• _What the task asks_
Return all entries precisely as they stand, without the images.

• _Provided data_
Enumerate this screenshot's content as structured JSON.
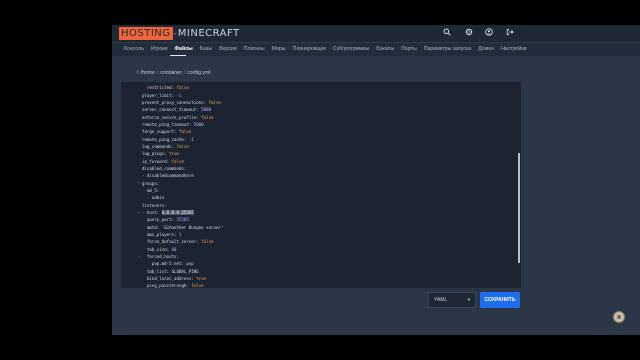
{
  "logo": {
    "part1": "HOSTING",
    "separator": "-",
    "part2": "MINECRAFT"
  },
  "topbar_icons": [
    "search-icon",
    "settings-icon",
    "user-icon",
    "logout-icon"
  ],
  "menu": {
    "items": [
      "Консоль",
      "Игроки",
      "Файлы",
      "Базы",
      "Версия",
      "Плагины",
      "Миры",
      "Планировщик",
      "Субпрограммы",
      "Бэкапы",
      "Порты",
      "Параметры запуска",
      "Домен",
      "Настройки"
    ],
    "active_index": 2
  },
  "breadcrumb": {
    "root": "/home",
    "folder": "container",
    "file": "config.yml",
    "sep": "/"
  },
  "editor": {
    "lines": [
      {
        "indent": 2,
        "key": "restricted",
        "value": "false",
        "type": "bool"
      },
      {
        "indent": 0,
        "key": "player_limit",
        "value": "-1",
        "type": "num"
      },
      {
        "indent": 0,
        "key": "prevent_proxy_connections",
        "value": "false",
        "type": "bool"
      },
      {
        "indent": 0,
        "key": "server_connect_timeout",
        "value": "5000",
        "type": "num"
      },
      {
        "indent": 0,
        "key": "enforce_secure_profile",
        "value": "false",
        "type": "bool"
      },
      {
        "indent": 0,
        "key": "remote_ping_timeout",
        "value": "5000",
        "type": "num"
      },
      {
        "indent": 0,
        "key": "forge_support",
        "value": "false",
        "type": "bool"
      },
      {
        "indent": 0,
        "key": "remote_ping_cache",
        "value": "-1",
        "type": "num"
      },
      {
        "indent": 0,
        "key": "log_commands",
        "value": "false",
        "type": "bool"
      },
      {
        "indent": 0,
        "key": "log_pings",
        "value": "true",
        "type": "bool"
      },
      {
        "indent": 0,
        "key": "ip_forward",
        "value": "false",
        "type": "bool"
      },
      {
        "indent": 0,
        "key": "disabled_commands",
        "value": "",
        "type": "none"
      },
      {
        "indent": 0,
        "key": "",
        "value": "- disabledcommandhere",
        "type": "str"
      },
      {
        "indent": 0,
        "key": "groups",
        "value": "",
        "type": "none",
        "fold": true
      },
      {
        "indent": 2,
        "key": "md_5",
        "value": "",
        "type": "none"
      },
      {
        "indent": 2,
        "key": "",
        "value": "- admin",
        "type": "str"
      },
      {
        "indent": 0,
        "key": "listeners",
        "value": "",
        "type": "none"
      },
      {
        "indent": 0,
        "key": "- host",
        "value": "0.0.0.0:25565",
        "type": "hl",
        "fold": true
      },
      {
        "indent": 2,
        "key": "query_port",
        "value": "25565",
        "type": "num"
      },
      {
        "indent": 2,
        "key": "motd",
        "value": "'&1Another Bungee server'",
        "type": "str"
      },
      {
        "indent": 2,
        "key": "max_players",
        "value": "1",
        "type": "num"
      },
      {
        "indent": 2,
        "key": "force_default_server",
        "value": "false",
        "type": "bool"
      },
      {
        "indent": 2,
        "key": "tab_size",
        "value": "60",
        "type": "num"
      },
      {
        "indent": 2,
        "key": "forced_hosts",
        "value": "",
        "type": "none",
        "fold": true
      },
      {
        "indent": 4,
        "key": "pvp.md-5.net",
        "value": "pvp",
        "type": "str"
      },
      {
        "indent": 2,
        "key": "tab_list",
        "value": "GLOBAL_PING",
        "type": "str"
      },
      {
        "indent": 2,
        "key": "bind_local_address",
        "value": "true",
        "type": "bool"
      },
      {
        "indent": 2,
        "key": "ping_passthrough",
        "value": "false",
        "type": "bool"
      }
    ]
  },
  "format_select": {
    "value": "YAML"
  },
  "save_button": {
    "label": "СОХРАНИТЬ"
  }
}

• _Task result_
Enumerate this screenshot's content as structured JSON.
{
  "logo": {
    "part1": "HOSTING",
    "separator": "-",
    "part2": "MINECRAFT"
  },
  "topbar_icons": [
    "search-icon",
    "settings-icon",
    "user-icon",
    "logout-icon"
  ],
  "menu": {
    "items": [
      "Консоль",
      "Игроки",
      "Файлы",
      "Базы",
      "Версия",
      "Плагины",
      "Миры",
      "Планировщик",
      "Субпрограммы",
      "Бэкапы",
      "Порты",
      "Параметры запуска",
      "Домен",
      "Настройки"
    ],
    "active_index": 2
  },
  "breadcrumb": {
    "root": "/home",
    "folder": "container",
    "file": "config.yml",
    "sep": "/"
  },
  "editor": {
    "lines": [
      {
        "indent": 2,
        "key": "restricted",
        "value": "false",
        "type": "bool"
      },
      {
        "indent": 0,
        "key": "player_limit",
        "value": "-1",
        "type": "num"
      },
      {
        "indent": 0,
        "key": "prevent_proxy_connections",
        "value": "false",
        "type": "bool"
      },
      {
        "indent": 0,
        "key": "server_connect_timeout",
        "value": "5000",
        "type": "num"
      },
      {
        "indent": 0,
        "key": "enforce_secure_profile",
        "value": "false",
        "type": "bool"
      },
      {
        "indent": 0,
        "key": "remote_ping_timeout",
        "value": "5000",
        "type": "num"
      },
      {
        "indent": 0,
        "key": "forge_support",
        "value": "false",
        "type": "bool"
      },
      {
        "indent": 0,
        "key": "remote_ping_cache",
        "value": "-1",
        "type": "num"
      },
      {
        "indent": 0,
        "key": "log_commands",
        "value": "false",
        "type": "bool"
      },
      {
        "indent": 0,
        "key": "log_pings",
        "value": "true",
        "type": "bool"
      },
      {
        "indent": 0,
        "key": "ip_forward",
        "value": "false",
        "type": "bool"
      },
      {
        "indent": 0,
        "key": "disabled_commands",
        "value": "",
        "type": "none"
      },
      {
        "indent": 0,
        "key": "",
        "value": "- disabledcommandhere",
        "type": "str"
      },
      {
        "indent": 0,
        "key": "groups",
        "value": "",
        "type": "none",
        "fold": true
      },
      {
        "indent": 2,
        "key": "md_5",
        "value": "",
        "type": "none"
      },
      {
        "indent": 2,
        "key": "",
        "value": "- admin",
        "type": "str"
      },
      {
        "indent": 0,
        "key": "listeners",
        "value": "",
        "type": "none"
      },
      {
        "indent": 0,
        "key": "- host",
        "value": "0.0.0.0:25565",
        "type": "hl",
        "fold": true
      },
      {
        "indent": 2,
        "key": "query_port",
        "value": "25565",
        "type": "num"
      },
      {
        "indent": 2,
        "key": "motd",
        "value": "'&1Another Bungee server'",
        "type": "str"
      },
      {
        "indent": 2,
        "key": "max_players",
        "value": "1",
        "type": "num"
      },
      {
        "indent": 2,
        "key": "force_default_server",
        "value": "false",
        "type": "bool"
      },
      {
        "indent": 2,
        "key": "tab_size",
        "value": "60",
        "type": "num"
      },
      {
        "indent": 2,
        "key": "forced_hosts",
        "value": "",
        "type": "none",
        "fold": true
      },
      {
        "indent": 4,
        "key": "pvp.md-5.net",
        "value": "pvp",
        "type": "str"
      },
      {
        "indent": 2,
        "key": "tab_list",
        "value": "GLOBAL_PING",
        "type": "str"
      },
      {
        "indent": 2,
        "key": "bind_local_address",
        "value": "true",
        "type": "bool"
      },
      {
        "indent": 2,
        "key": "ping_passthrough",
        "value": "false",
        "type": "bool"
      }
    ]
  },
  "format_select": {
    "value": "YAML"
  },
  "save_button": {
    "label": "СОХРАНИТЬ"
  }
}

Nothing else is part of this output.